I've been doing a lot of work lately for a client that requires the exporting of large amounts of data into Excel spreadsheet format. After a fair bit of research into the more flexible .NET-based packages available, I decided on NPOI.
Most of the questions on NPOI are answerable from research, but here's one I found tricky to find. Creating a proper text box on a spreadsheet that you can add formatting to, and include massive amounts of text in.
To create a textbox, do the following.
Create a patriarch object
This is your base to create any drawing object. I created mine as a member at the top of the class so that I can re-use it class-wide as I please.
Create an anchor point
This is the area that your textbox will sit on. You need to change startingRowNum and endRowNum to be the start and end rows (height) of your textbox. The width is determined by startingColNum and endColNum.
Create the textbox, and put something in it.
You have to create a rich text string to put in there, but on the plus side, that gives you the opportunity to play with formatting and so forth.
I found this particular bit of functionality to be quite well hidden in the documentation, so if you take this any further or do anything interesting, please feel free to comment and let me know!
Thursday, 8 November 2012
Sometimes when you're debugging exceptions around Entity Framework, the exceptions can be rather unhelpful. I've encountered this error on many an occasion:
"Validation failed for one or more entities. See 'EntityValidationErrors' property for more details."

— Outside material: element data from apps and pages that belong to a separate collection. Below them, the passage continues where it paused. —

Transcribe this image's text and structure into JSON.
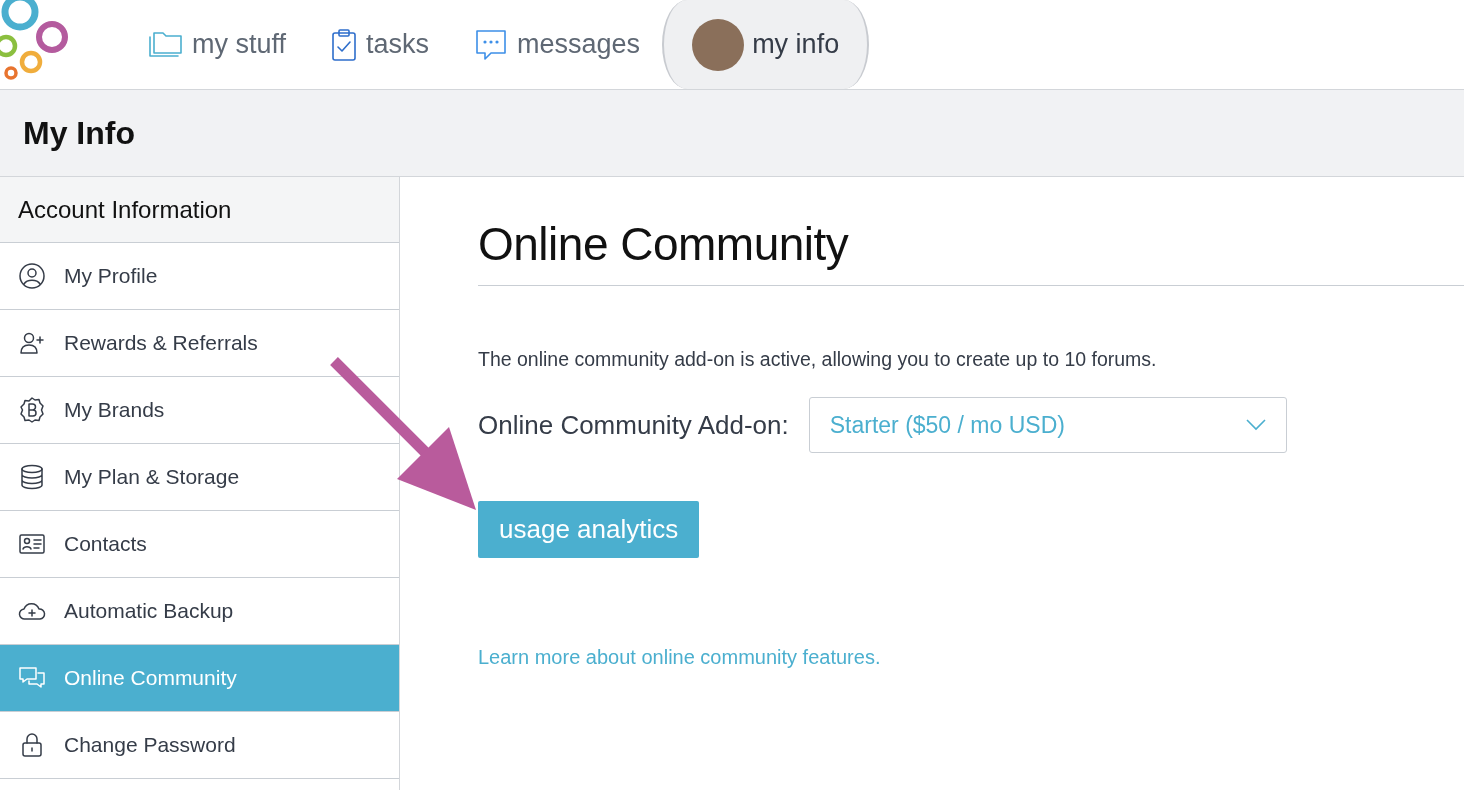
{
  "nav": {
    "tabs": [
      {
        "label": "my stuff",
        "selected": false
      },
      {
        "label": "tasks",
        "selected": false
      },
      {
        "label": "messages",
        "selected": false
      },
      {
        "label": "my info",
        "selected": true
      }
    ]
  },
  "page_title": "My Info",
  "sidebar": {
    "heading": "Account Information",
    "items": [
      {
        "label": "My Profile",
        "selected": false
      },
      {
        "label": "Rewards & Referrals",
        "selected": false
      },
      {
        "label": "My Brands",
        "selected": false
      },
      {
        "label": "My Plan & Storage",
        "selected": false
      },
      {
        "label": "Contacts",
        "selected": false
      },
      {
        "label": "Automatic Backup",
        "selected": false
      },
      {
        "label": "Online Community",
        "selected": true
      },
      {
        "label": "Change Password",
        "selected": false
      }
    ]
  },
  "content": {
    "title": "Online Community",
    "description": "The online community add-on is active, allowing you to create up to 10 forums.",
    "addon": {
      "label": "Online Community Add-on:",
      "value": "Starter ($50 / mo USD)"
    },
    "button": "usage analytics",
    "link": "Learn more about online community features."
  }
}
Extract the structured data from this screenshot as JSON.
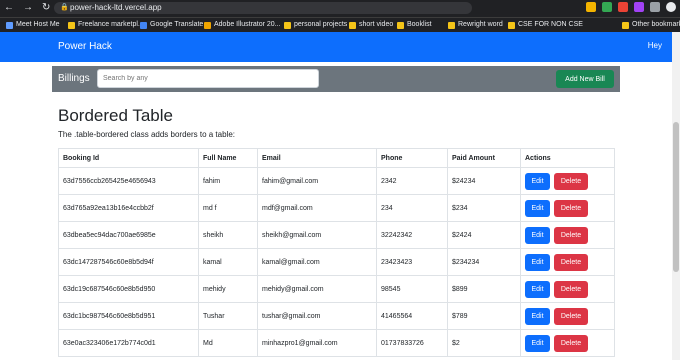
{
  "browser": {
    "url": "power-hack-ltd.vercel.app",
    "bookmarks": [
      {
        "label": "Meet Host Me",
        "color": "#5f9cff"
      },
      {
        "label": "Freelance marketpl...",
        "color": "#f5c518"
      },
      {
        "label": "Google Translate",
        "color": "#4285f4"
      },
      {
        "label": "Adobe Illustrator 20...",
        "color": "#f0a500"
      },
      {
        "label": "personal projects",
        "color": "#f5c518"
      },
      {
        "label": "short video",
        "color": "#f5c518"
      },
      {
        "label": "Booklist",
        "color": "#f5c518"
      },
      {
        "label": "Rewright word",
        "color": "#f5c518"
      },
      {
        "label": "CSE FOR NON CSE",
        "color": "#f5c518"
      },
      {
        "label": "Other bookmarks",
        "color": "#f5c518"
      }
    ]
  },
  "navbar": {
    "brand": "Power Hack",
    "user": "Hey"
  },
  "toolbar": {
    "title": "Billings",
    "search_placeholder": "Search by any",
    "add_label": "Add New Bill"
  },
  "main": {
    "heading": "Bordered Table",
    "description": "The .table-bordered class adds borders to a table:",
    "columns": [
      "Booking Id",
      "Full Name",
      "Email",
      "Phone",
      "Paid Amount",
      "Actions"
    ],
    "edit_label": "Edit",
    "delete_label": "Delete",
    "rows": [
      {
        "id": "63d7556ccb265425e4656943",
        "name": "fahim",
        "email": "fahim@gmail.com",
        "phone": "2342",
        "paid": "$24234"
      },
      {
        "id": "63d765a92ea13b16e4ccbb2f",
        "name": "md f",
        "email": "mdf@gmail.com",
        "phone": "234",
        "paid": "$234"
      },
      {
        "id": "63dbea5ec94dac700ae6985e",
        "name": "sheikh",
        "email": "sheikh@gmail.com",
        "phone": "32242342",
        "paid": "$2424"
      },
      {
        "id": "63dc147287546c60e8b5d94f",
        "name": "kamal",
        "email": "kamal@gmail.com",
        "phone": "23423423",
        "paid": "$234234"
      },
      {
        "id": "63dc19c687546c60e8b5d950",
        "name": "mehidy",
        "email": "mehidy@gmail.com",
        "phone": "98545",
        "paid": "$899"
      },
      {
        "id": "63dc1bc987546c60e8b5d951",
        "name": "Tushar",
        "email": "tushar@gmail.com",
        "phone": "41465564",
        "paid": "$789"
      },
      {
        "id": "63e0ac323406e172b774c0d1",
        "name": "Md",
        "email": "minhazpro1@gmail.com",
        "phone": "01737833726",
        "paid": "$2"
      }
    ]
  }
}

Thanks to this post on Stackoverflow, I now know how to get at that EntityValidationErrors property that was unusable from the quick watch window.
In my case, I wrapped the update command throwing the exception in a try / catch block, and casted it as follows:
This then let me view exactly which field was causing the problem, and I then adjusted my validation to suit!
Thursday, 25 October 2012
You know you haven't set SMTP up properly on a .NET website when you get an error like this: "Failure sending mail" or "No connection could be made because the target machine actively refused it 127.0.0.1:25"
My advice? Don't bother setting SMTP up on your local box. What's the point when you can intercept all outgoing email and view what you're going to send (and to whom) with a little application that sits in your system tray!
Enter SMTP4Dev. I'm going to sound like a JML advert, or possibly sound like I work for them (I don't), but I can't recommend this little application enough. It requires no config whatsoever provided that you're going to use port 25 for SMTP, and it's free!
That URL again: SMTP4Dev.
Friday, 19 October 2012
I've been doing a lot of work on an MVC 3 application recently, and it's already got Elmah installed ready to report all sorts of errors to help you debug your application.
Except it doesn't.
When the <customerrors /> element of the web.config is set to "On", a friendly error message appears when a user experiences an issue, but Elmah doesn't capture the error. This is because ASP.NET swallows the exception, and this method in the global.asax.cs is responsible:
This line ensures that the "handle error" attribute is attached to all controllers, and the exception's lost.
I found a really nice neat solution on a StackOverflow question, but it's a long way down the page, so I'm recording it here for easier reference.
Create a class that looks like this:
And reference it in the global.asax.cs file ahead of the other attribute like this:
The various answers and a full discussion of the problem are available at this StackOverflow question, but it's quite a long way down the page. It's really worth a read though.